President Obama and his team are looking to move past last week's parade of scandal stories, but it won't be easy.
WhiteHouse senior adviser Dan Pfeiffer hit the talk show circuit Sunday, butfaced more questions about the Internal Revenue Service than about theeconomy and national security, and Republicans made clear they won't letthe issue fade away.
Pfeiffer said the White House did not knowabout IRS targeting of conservative groups until it was recently alertedabout an on-going Inspector General investigation.
The IRSadmitted May 10 that it had a separate process for reviewingapplications for tax-exempt status submitted by groups with "Tea Party"and related terms in their names. In some cases it also sent intrusiveand inappropriate questionnaires to those groups. The inspector generalissued a report about the matter last week.
Calling IRS actions "outrageous and inexcusable," Pfeiffer told ABC's This Weekthat the administration would work with Congress on "legitimateoversight" - but "what we're not going to participate in is partisanfishing expeditions designed to distract from the real issues at hand."
Regardlessof when the president first learned of the investigations, Pfeiffersaid, the president wants to ensure such activities were not repeated."It was stopped and it needs to be fixed to ensure it never happensagain," Pfeiffer said.

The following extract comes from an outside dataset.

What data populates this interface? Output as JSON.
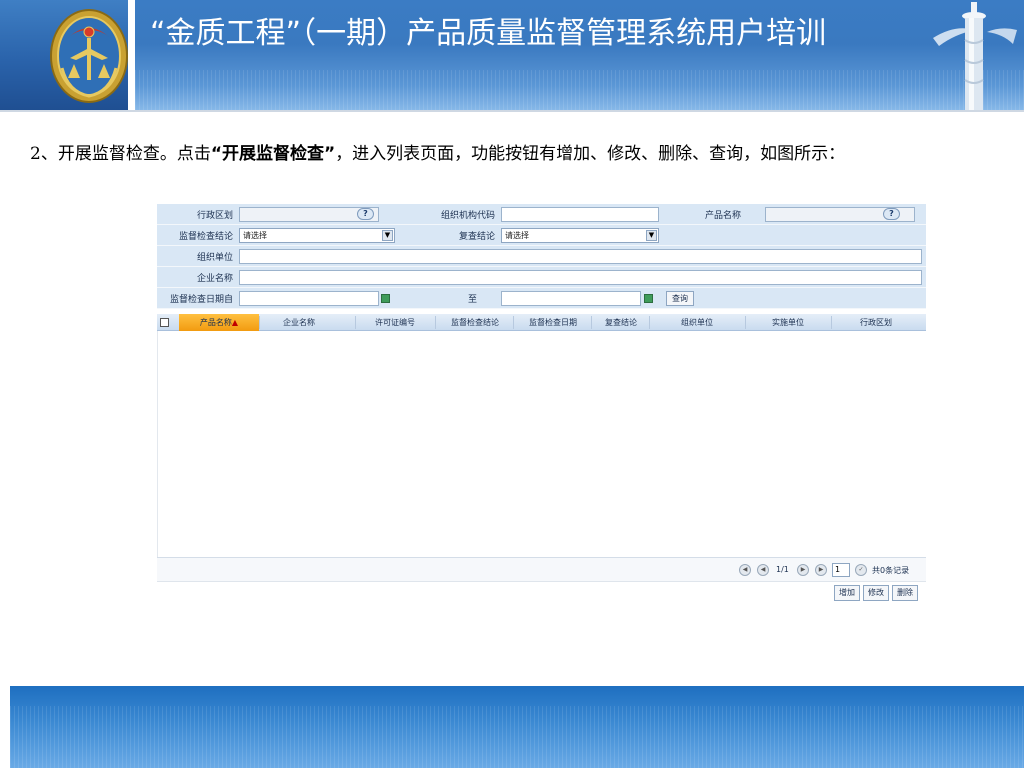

But NBC's Meet the Press, Pfeiffersaid Republicans are trying "to drag Washington into a swamp of partisanfishing expeditions, trumped-up hearings and false allegations."
Republicans,meanwhile, are gearing up for more congressional hearings, trying tofind out if any high-ranking Obama administration or campaign officialsknew about the targeting of conservative groups.
"This is just the beginning of this investigation," said Rep. Paul Ryan, R-Wis., on Fox News Sunday.
SenateMinority Leader Mitch McConnell, R-Ky., told NBC that the recentallegations reflect a "culture of intimidation" within the Obamaadministration.
"What we're talking about here is an attitude thatthe government knows best," McConnell said. "And if we startcriticizing, you get targeted."
The Senate Finance Committee hasscheduled a hearing Tuesday featuring the first appearance by former IRScommissioner Douglas Shulman since the scandal broke.
The HouseCommittee on Oversight and Government Reform plans a hearing Wednesdaythat is scheduled to include Shulman and Lois Lerner, director of exemptorganizations for the IRS. Lerner is the official who first announced10 days ago the targeting had taken place.
In his string of Sundayinterviews, Pfeiffer noted that Obama has installed a new temporarydirector of the IRS, and authorized a 30-day review of agency operation.He told Fox that there will be "a top-down review of the IRS, andeverything will be looked at."
That's not sufficient, said Republican Sen. Rob Portman of Ohio, appearing on ABC's This Week. "I think a special counsel is going to wind up being necessary," he said.
AsObama tries to move past the scandal, his schedule this week includes ameeting with the president of Burma, a speech on counterterrorism, and acommencement address at the U.S. Naval Academy.
Contributing: Associated Press